One of my favorite tools for travel is Google Maps.
I use the default pins for tagging locations I want to be able to identify quickly on the trip; stars on primary interests, flags on possible stops, and the hearts on favorites I want to remember and places I really don’t want to miss.
There are lots of ways to use these though; maybe use one for the key interests, another for possible, and the third for food interests…
If you haven’t used them before, it’s really easy.
Just tap (phone or tablet), or click (PC) to bring up info on a particular place.
On an iPhone look for the save icon at the bottom and on a PC it’s to the left. When you click or tap the icon you’ll see options for defaults or adding a custom pin.
There are custom labels too; they’re just a bit limited. I like them for tagging the places I stay mostly. This makes directions after a long day quick and easy to access.
This is where I wish there was a little more customization, maybe two or three unique pin color choices. It would be great to be able to separate food and tag metro stops from general points of interest.

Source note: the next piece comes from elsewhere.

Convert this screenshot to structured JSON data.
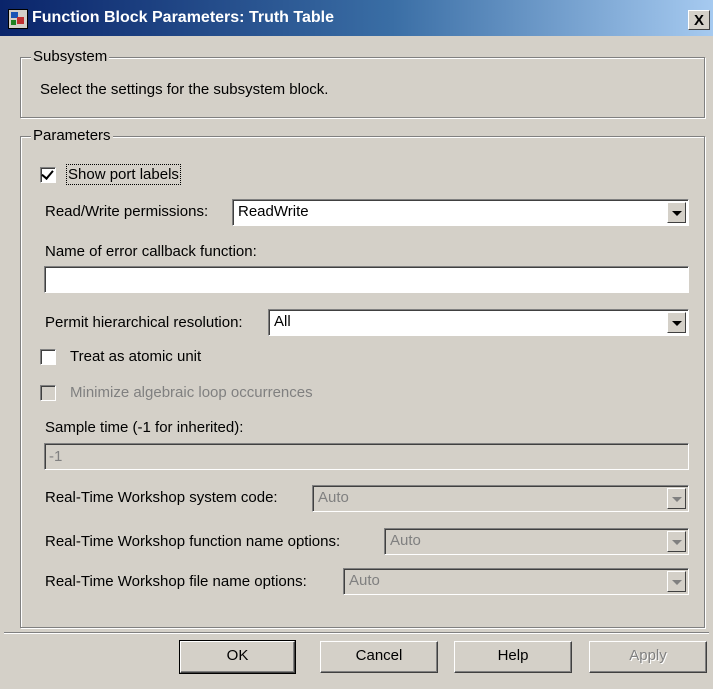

You can multiple labels though, it’s just their pins are all turquoise like some standard Google pins, so they blend in quite a bit.
This why I use the custom ones for where I stay; I get to know the area pretty quick so by adding the pin it standouts just enough… it works.
The square in the center of the turquoise icon sticks out a little too.
When on the trip just pull up the map and plan a route that will take you by the places you’ve tagged.
Sometimes it’s an out and back along the same general route and other times you can create a loop to see a little more.
No matter the plan things can change, a lot of the time I use the first stop just to get the day started and see where things go from there.
It’s easy to switch things up throughout the day when you have dropped pins in place.
I suggest starting with the most popular sites, getting to those early will cut down on the time in any queues.
If you’re avoiding places with long queues like I often do; start with the furthest pinned points.
Either way, you’ll be able to take it nice and easy the rest of the day, slowly making your way back to your accommodation.
Now before you head out on your trip be sure to save areas you’ll be traveling to in “offline maps” on your phone and be sure to back them up on Wi-Fi.
There some limits to offline maps, such as only driving directions, but they can still be very useful if you don’t have signal or a data plan.
I can’t recommend it, but I’ve used them a lot to help find my way walking trails and paths that I didn’t think there was a chance they’d have info on.
Offline maps expire, so check your downloads to be sure they’ll be available when you need them.
They also take up a little storage, not so much it should be a problem, just something to be aware of if you’re cutting it close in that department.
Some places also block or limit Google Maps too; definitely information you’ll want to know going in.
I found out when I went to download an offline map of Tokyo that it was not allowed, though I was still able to use Google Maps with a data connection on my trip.
I try not to let missing anything be too big of a deal, or create strict schedules. Really, I don’t schedule much of anything on my trips.
Traveling is an adventure and it’s far more fun when there’s some spontaneity to it.
Whenever possible I love to get a little lost strolling the back streets and quieter paths; mixing some of this between hitting the more popular sites can be refreshing.
Having my offline maps updated has saved my butt a few times because of this. However, the experiences of getting lost enough to need them lead to some of my most treasured travel memories.
Know your destination and personal limits though; there are some places you won’t want to get lost in.